The arrangement of the gripper assemblies 10 and the gripper system 8 provide the benefit of high speed operation. For each gripper assembly 10, the location of the valve 26 adjacent the actuator 24 eliminates the need to pressurize considerable lengths of air line before accumulating enough pressure to actuate the actuator 24 because the air lines 30 in gripper system 8 remain constantly pressurized and the valve 26 switches the supply of pressurized air between the retraction and extension chambers. Additionally, less total length and volume of air line is needed in comparison to previous systems because each gripper assembly 10 receives air through a single air line rather than two air lines. The gripper system 8 also may consume less air than previous systems because the air lines 30 are constantly pressurized, whereas previous systems vent inactive air lines between gripping cycles to depressurize a portion of the actuator.
The disclosed example gripper assemblies 10 have a reaction time between receipt of the electronic actuation signal from the central controller 32 into the solenoid 94 and movement of the gripper jaws 22 between the open and closed position that is typically less than about 100 milliseconds.
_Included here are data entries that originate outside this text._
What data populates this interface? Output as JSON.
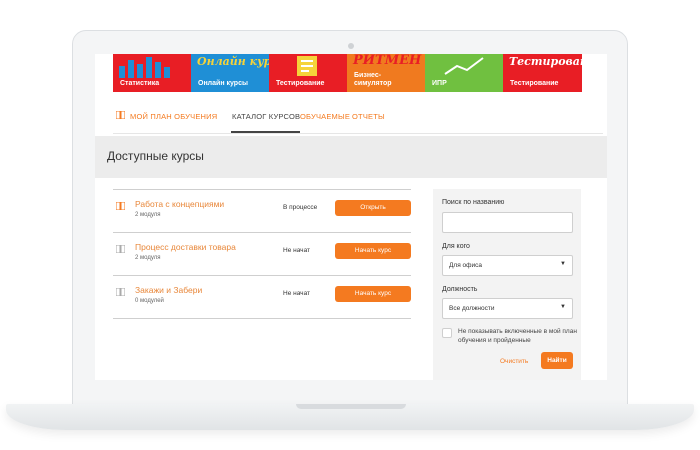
{
  "tiles": [
    {
      "label": "Статистика",
      "bg": "#e81e25",
      "art_text": ""
    },
    {
      "label": "Онлайн курсы",
      "bg": "#1f8fd6",
      "art_text": "Онлайн курсы"
    },
    {
      "label": "Тестирование",
      "bg": "#e81e25",
      "art_text": ""
    },
    {
      "label": "Бизнес-\nсимулятор",
      "bg": "#f07a1f",
      "art_text": "РИТМЕН"
    },
    {
      "label": "ИПР",
      "bg": "#70c040",
      "art_text": ""
    },
    {
      "label": "Тестирование",
      "bg": "#e81e25",
      "art_text": "Тестирование"
    }
  ],
  "nav": {
    "my_plan": "Мой план обучения",
    "catalog": "Каталог курсов",
    "learners": "Обучаемые",
    "reports": "Отчеты"
  },
  "heading": "Доступные курсы",
  "courses": [
    {
      "title": "Работа с концепциями",
      "modules": "2 модуля",
      "status": "В процессе",
      "action": "Открыть"
    },
    {
      "title": "Процесс доставки товара",
      "modules": "2 модуля",
      "status": "Не начат",
      "action": "Начать курс"
    },
    {
      "title": "Закажи и Забери",
      "modules": "0 модулей",
      "status": "Не начат",
      "action": "Начать курс"
    }
  ],
  "filter": {
    "search_label": "Поиск по названию",
    "search_value": "",
    "for_whom_label": "Для кого",
    "for_whom_value": "Для офиса",
    "position_label": "Должность",
    "position_value": "Все должности",
    "exclude_label": "Не показывать включенные в мой план обучения и пройденные",
    "clear": "Очистить",
    "find": "Найти"
  },
  "colors": {
    "accent": "#f47a20",
    "heading_bg": "#ececec",
    "filter_bg": "#f3f3f3"
  }
}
For example, the reaction time may be about 80 milliseconds or less. Depending upon the air pressure and arrangement of the valve 26 and actuator 24, even faster reaction times may be possible, although there may be physical include a reflex time between receipt of the electronic actuation signal from the central controller 32 into the respective solenoid 94 and an initial movement of the gripper jaws 22 that may typically be about 40 milliseconds or less. The reaction time and reflex time may be determined experimentally or by using other suitable methods.
As can be appreciated, the fast reaction time and reflex time of the disclosed example gripper system 8 and gripper assemblies 10 may enhance a manufacturing operation by reducing waiting time and/or reducing or eliminating the need for anticipation.
Although a combination of features is shown in the illustrated examples, not all of them need to be combined to realize the benefits of various embodiments of this disclosure. In other words, a system designed according to an embodiment of this disclosure will not necessarily include all of the features shown in any one of the Figures or all of the portions schematically shown in the Figures. Moreover, selected features of one example embodiment may be combined with selected features of other example embodiments.
The preceding description is exemplary rather than limiting in nature. Variations and modifications to the disclosed examples may become apparent to those skilled in the art that do not necessarily depart from the essence of this disclosure. The scope of legal protection given to this disclosure can only be determined by studying the following claims.